Without DNSSEC, the security of the DNS protocol mainly depends on one thing: an attacker shouldn’t be able to predict a port number, a 2-byte transaction ID, the destination address, and a question, or else a reply for that question can easily be spoofed.
Spoofing a reply from an authoritative server to a resolver is much more interesting than hijacking a query sent to a client, as the result of the spoofed reply can then stay in the resolver cache for a very long time.
Guessing a question a resolver is going to send to an authoritative server is obviously not an issue if an attacker has the ability to send queries to a recursive resolver.
Guessing what servers this question is going to be sent to is not an issue either, since it’s bound to be the authoritative servers for that name, maybe in addition to all required authoritative servers down to root servers.
A port number + transaction ID tuple only offers 32 bit entropy. Actually even less, since port numbers don’t use the full 16 bit range. Even if these are truly random, it only takes around N * 2^16 blind attempts to win the game, N being the number of possible authoritative servers for the target zone.
In order to quickly poison a DNS cache, an attacker needs to force it to send some specific query to authoritative servers.
Names with a very low, and even 0 TTL, are just asking for being hijacked. Unless a DNS resolver has specific defense against this, it only takes a couple minutes to poison a cache so that malicious records are served for a 0 TTL zone. Implementing per-IP rate limiting and enforcing a minimum TTL doesn’t defeat this kind of attack, but makes it more time consuming.
Forget about names with a low TTL for a minute. TLDs, in particular, are the best possible target, but they have a decent TTL. Fortunately, we can force dnscache to ignore it.
More than DoS from hash table collisions
Triggering a denial of service attack by causing collisions in a hash table is a problem as old as hash tables themselves. After being under the spotlight last year, tons of applications have switched to some randomized function in order to select a bucket for an entry in a hash table.
In order to defend against a hashdos, a cache can just stop traversing a list after too many unsucessful matches. This is exactly what dnscache has implemented, way before the hashdos issue was under the spotlights.
Once the correct bucket has been found, lookups are only performed on the 100 first entries. It after having scanned 100 slots, no matches have been found, the key is considered nonexistent. Which is totally acceptable for a cache, since this information can be fetched again when needed.
Keys are hashed using the classic, totally deterministic djb33 hash function, which makes it easy to build collisions.
A query for an uncached name requires knowing the IP address of authoritative servers. A query for example.to requires resolving to.cctld.authdns.ripe.net, ns1.iafrica.com, colo.to, tonic.to, and auth02.ns.uu.net. These would usually be present in the cache.
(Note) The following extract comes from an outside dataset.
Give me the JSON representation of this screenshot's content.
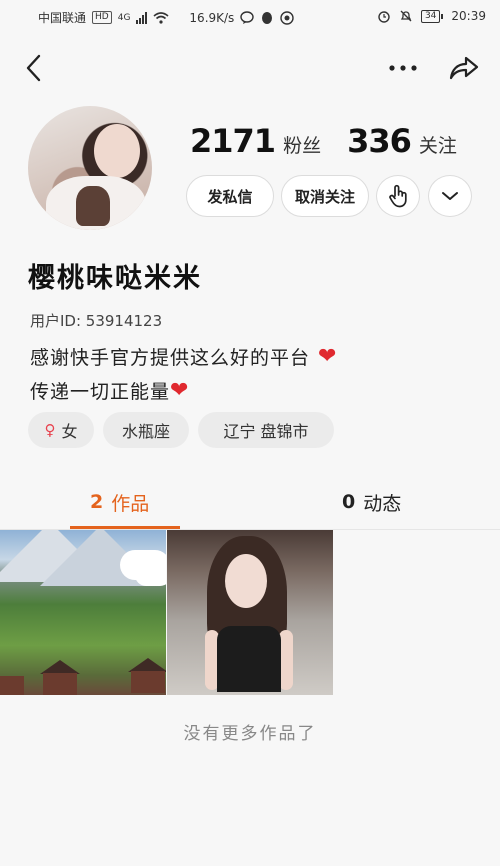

However, adding 100 entries to the same list as tonic.to is enough to force dnscache to issue a query to authoritative servers again. A domain with a wildcard zone is a simple tool to do it. A custom authoritative server can also serve names with glue records leading to the same bucket in order to fill 16 slots in one shot. And generating collisions for the djb33 function is straightforward. For example, all of these names will all hit the same list as tonic.to no matter what the cache size is, forcing the resolver to send a query to root servers in order to resolve it again as soon as a query for a .to name will be received.
By exploiting a hash table collision, an attacker has no way to trigger a DoS, but he can actually do something way more interesting: force the resolver to send the same query for the same TLD, over and over again, always to the same set of servers, no matter what the intended TTL is and no matter what the cache size is.
And suddenly, poisoining dnscache with a malicious TLD much, much, much easier and faster.
SipHash to the rescue
SipHash is a new pseudo-random function designed by Jean-Philippe Aumasson and Daniel J. Bernstein, optimized for short inputs.
Aumasson and Bernstein propose that hash tables switch to SipHash as a hash function.
SipHash is fast. Almost as fast as CityHash and SpookyHash, but with the huge advantage of being a pseudorandom function.
SipHash uses a 128 bit key and outputs 64 bit values, which seems small and obviously not collision-resistant, but it is more than enough in order to pick a hash table bucket. And the keying obviously protects against intentional hash flooding.
Replacing a deterministic hash function with SipHash requires minor code changes, has minimal overhead, and protects against hash DoS without side effects of other mitigation techniques.
So, check it out, use it and abuse it.
Also check out the siphash patch for djbdns-1.05, a trivial change to let dnscache take avantage of SipHash.